The government is facing fresh calls to help increase wages as inflation continues to rise at its fastest rate in 40 years.
According to the Office for National Statistics, the retail prices index (RPI), which is no longer an official statistic but is a measure which many trade unions base their pay negotiations on, rose to 11.7% from 11.1% last month. This is the highest it has been since the last quarter of 1981, when RPI hit 11.9%
The consumer prices index (CPI) measure of inflation hit 9.1% in the 12 months to May 2022 – its highest since March 1982. However, it had only grown marginally compared with the year to April 2022, when CPI was recorded at 9%.
The Bank of England has warned that CPI could reach 11% this year.
Workers’ wages are falling well behind inflation, with the average pay deal in the three months to the end of May 2022 reaching 4% – the highest level of pay growth in 30 years.
TUC general secretary Frances O’Grady said the government needed to stand up for working people, as inflation had risen twice as fast as average pay.
Pay and the cost of living
“Let’s be clear, inflation is not being driven by nurses and care workers wanting enough pay to keep food on the table without visiting a foodbank.

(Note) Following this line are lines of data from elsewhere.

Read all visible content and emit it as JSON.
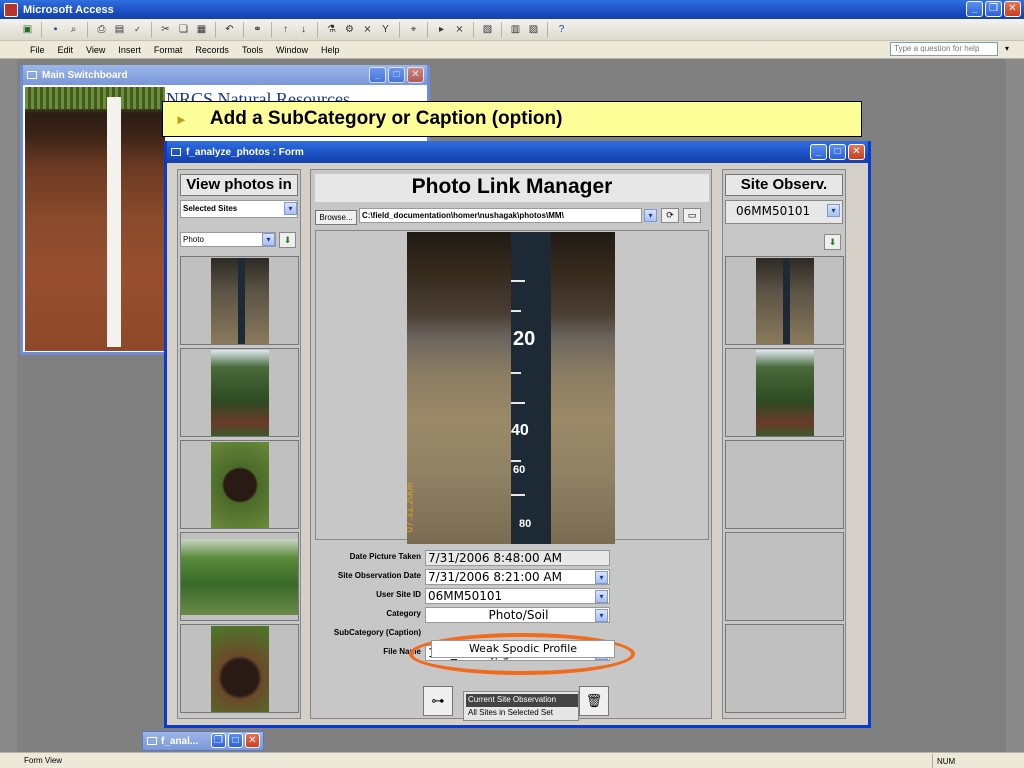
{
  "app": {
    "title": "Microsoft Access"
  },
  "menu": {
    "items": [
      "File",
      "Edit",
      "View",
      "Insert",
      "Format",
      "Records",
      "Tools",
      "Window",
      "Help"
    ],
    "help_placeholder": "Type a question for help"
  },
  "switchboard": {
    "title": "Main Switchboard",
    "logo_text": "NRCS Natural Resources"
  },
  "callout": {
    "text": "Add a SubCategory or Caption (option)"
  },
  "form": {
    "title": "f_analyze_photos : Form",
    "left": {
      "heading": "View photos in",
      "sites_value": "Selected Sites",
      "photo_value": "Photo"
    },
    "center": {
      "heading": "Photo Link Manager",
      "browse_label": "Browse...",
      "path_value": "C:\\field_documentation\\homer\\nushagak\\photos\\MM\\",
      "tape_numbers": [
        "20",
        "40",
        "60",
        "80"
      ],
      "photo_date": "07.31.2006",
      "fields": [
        {
          "label": "Date Picture Taken",
          "value": "7/31/2006 8:48:00 AM"
        },
        {
          "label": "Site Observation Date",
          "value": "7/31/2006 8:21:00 AM"
        },
        {
          "label": "User Site ID",
          "value": "06MM50101"
        },
        {
          "label": "Category",
          "value": "Photo/Soil"
        },
        {
          "label": "SubCategory (Caption)",
          "value": "Weak Spodic Profile"
        },
        {
          "label": "File Name",
          "value": "100_7005.jpg"
        }
      ],
      "option_selected": "Current Site Observation",
      "option_other": "All Sites in Selected Set"
    },
    "right": {
      "heading": "Site Observ.",
      "site_value": "06MM50101"
    }
  },
  "minimized": {
    "title": "f_anal..."
  },
  "status": {
    "left": "Form View",
    "right": "NUM"
  },
  "colors": {
    "titlebar": "#1b4fc2",
    "callout_bg": "#ffff99",
    "oval": "#f26a1b"
  }
}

And if the government does not do more to protect wages and spending, we are at growing risk of a recession that will devastate families and businesses,” she said.
“The government must defend wages with decent pay rises in the public sector and fair pay agreements in the private sector. And we need a long-term plan to make the UK more resilient, including a revival in UK manufacturing. This would protect us from future global shocks pushing up inflation.”
Yesterday, prime minister Boris Johnson said “too high” pay demands being made by unions including the RMT, which has organised a strike across the rail network on several days this week, would make it difficult to keep price rises in check.
Anna Leach, the CBI’s deputy chief economist, said the businesses that are most exposed to higher costs should expect “much pain” over the coming months.
She said: “The void left by falling household spending must be filled by government action to shore up both near and long-term economic growth. Committing to a permanent successor to the superdeduction, as well as supporting green infrastructure and technologies that help cut energy bills in homes and businesses, will both boost economic confidence and reduce exposure to volatile global energy prices.”